**YOUR ASSIGNMENT:**
The records follow. Count the lines holding "JSON" and give only the number.

# # #

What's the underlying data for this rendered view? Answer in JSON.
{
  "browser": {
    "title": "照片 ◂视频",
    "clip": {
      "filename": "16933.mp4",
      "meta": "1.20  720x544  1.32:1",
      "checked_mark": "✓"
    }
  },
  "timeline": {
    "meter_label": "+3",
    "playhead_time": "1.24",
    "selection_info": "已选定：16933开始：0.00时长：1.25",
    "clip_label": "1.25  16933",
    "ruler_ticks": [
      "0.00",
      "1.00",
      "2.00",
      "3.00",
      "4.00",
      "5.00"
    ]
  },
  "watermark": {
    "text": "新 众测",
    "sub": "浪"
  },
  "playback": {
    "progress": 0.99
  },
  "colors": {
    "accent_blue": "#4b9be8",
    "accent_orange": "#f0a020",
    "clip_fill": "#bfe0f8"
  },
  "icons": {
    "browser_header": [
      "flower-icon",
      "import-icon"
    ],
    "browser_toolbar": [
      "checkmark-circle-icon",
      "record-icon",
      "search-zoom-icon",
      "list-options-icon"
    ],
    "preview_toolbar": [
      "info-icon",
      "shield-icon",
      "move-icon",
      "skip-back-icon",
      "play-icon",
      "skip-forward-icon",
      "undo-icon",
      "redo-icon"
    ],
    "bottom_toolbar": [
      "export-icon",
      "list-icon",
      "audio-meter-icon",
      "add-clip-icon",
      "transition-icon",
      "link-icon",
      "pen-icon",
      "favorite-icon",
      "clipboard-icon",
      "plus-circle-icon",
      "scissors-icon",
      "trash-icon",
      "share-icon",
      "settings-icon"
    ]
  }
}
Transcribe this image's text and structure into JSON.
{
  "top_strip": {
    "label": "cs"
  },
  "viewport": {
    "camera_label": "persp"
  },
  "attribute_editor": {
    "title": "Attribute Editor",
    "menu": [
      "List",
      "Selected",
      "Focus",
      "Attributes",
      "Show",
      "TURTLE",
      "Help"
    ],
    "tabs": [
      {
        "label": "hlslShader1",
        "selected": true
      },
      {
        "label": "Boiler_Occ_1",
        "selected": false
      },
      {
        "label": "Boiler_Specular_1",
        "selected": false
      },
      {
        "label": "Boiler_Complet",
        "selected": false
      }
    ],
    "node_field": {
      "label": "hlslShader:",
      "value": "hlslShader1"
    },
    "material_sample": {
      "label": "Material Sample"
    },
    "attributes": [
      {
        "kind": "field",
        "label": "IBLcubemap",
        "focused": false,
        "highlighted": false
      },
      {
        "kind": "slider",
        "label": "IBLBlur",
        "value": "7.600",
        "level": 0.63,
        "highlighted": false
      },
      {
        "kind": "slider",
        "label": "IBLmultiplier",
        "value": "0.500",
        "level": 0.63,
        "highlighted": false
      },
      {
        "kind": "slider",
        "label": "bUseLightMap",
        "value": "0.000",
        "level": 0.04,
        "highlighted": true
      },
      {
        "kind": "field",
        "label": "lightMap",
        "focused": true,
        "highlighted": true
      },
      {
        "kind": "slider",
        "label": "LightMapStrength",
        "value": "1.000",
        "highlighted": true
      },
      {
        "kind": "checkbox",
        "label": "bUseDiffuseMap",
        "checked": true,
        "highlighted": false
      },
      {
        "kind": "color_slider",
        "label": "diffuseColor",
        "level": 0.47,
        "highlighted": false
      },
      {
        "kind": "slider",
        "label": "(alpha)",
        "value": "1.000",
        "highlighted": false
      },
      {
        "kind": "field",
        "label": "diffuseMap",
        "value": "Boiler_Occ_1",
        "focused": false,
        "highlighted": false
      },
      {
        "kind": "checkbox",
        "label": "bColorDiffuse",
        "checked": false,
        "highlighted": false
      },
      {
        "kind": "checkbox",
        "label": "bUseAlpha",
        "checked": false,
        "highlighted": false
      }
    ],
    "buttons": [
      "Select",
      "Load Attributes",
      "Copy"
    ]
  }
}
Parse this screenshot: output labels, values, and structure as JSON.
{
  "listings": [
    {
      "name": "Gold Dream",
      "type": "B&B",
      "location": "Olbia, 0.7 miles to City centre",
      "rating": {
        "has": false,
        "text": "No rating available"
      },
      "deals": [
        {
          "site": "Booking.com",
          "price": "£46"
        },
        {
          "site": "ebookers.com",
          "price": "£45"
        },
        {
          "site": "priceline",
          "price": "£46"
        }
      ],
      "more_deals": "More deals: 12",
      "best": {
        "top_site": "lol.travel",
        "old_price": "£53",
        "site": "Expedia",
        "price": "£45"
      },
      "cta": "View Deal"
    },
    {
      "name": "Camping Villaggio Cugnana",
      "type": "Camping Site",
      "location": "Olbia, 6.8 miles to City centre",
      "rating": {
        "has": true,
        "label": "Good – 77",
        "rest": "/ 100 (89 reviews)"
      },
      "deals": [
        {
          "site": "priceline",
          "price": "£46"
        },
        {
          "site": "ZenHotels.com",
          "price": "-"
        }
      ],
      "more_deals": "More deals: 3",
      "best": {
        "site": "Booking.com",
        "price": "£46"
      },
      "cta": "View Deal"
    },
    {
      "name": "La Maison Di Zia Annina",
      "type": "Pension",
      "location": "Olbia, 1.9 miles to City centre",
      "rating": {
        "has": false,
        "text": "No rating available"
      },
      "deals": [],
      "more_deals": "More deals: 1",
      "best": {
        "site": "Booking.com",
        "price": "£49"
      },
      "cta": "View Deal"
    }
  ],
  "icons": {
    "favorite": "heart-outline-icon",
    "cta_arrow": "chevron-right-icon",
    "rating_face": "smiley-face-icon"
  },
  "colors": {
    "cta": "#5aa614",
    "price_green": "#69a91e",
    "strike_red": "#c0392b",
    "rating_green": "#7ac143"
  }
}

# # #

**ANSWER FOR THIS EXERCISE:**
3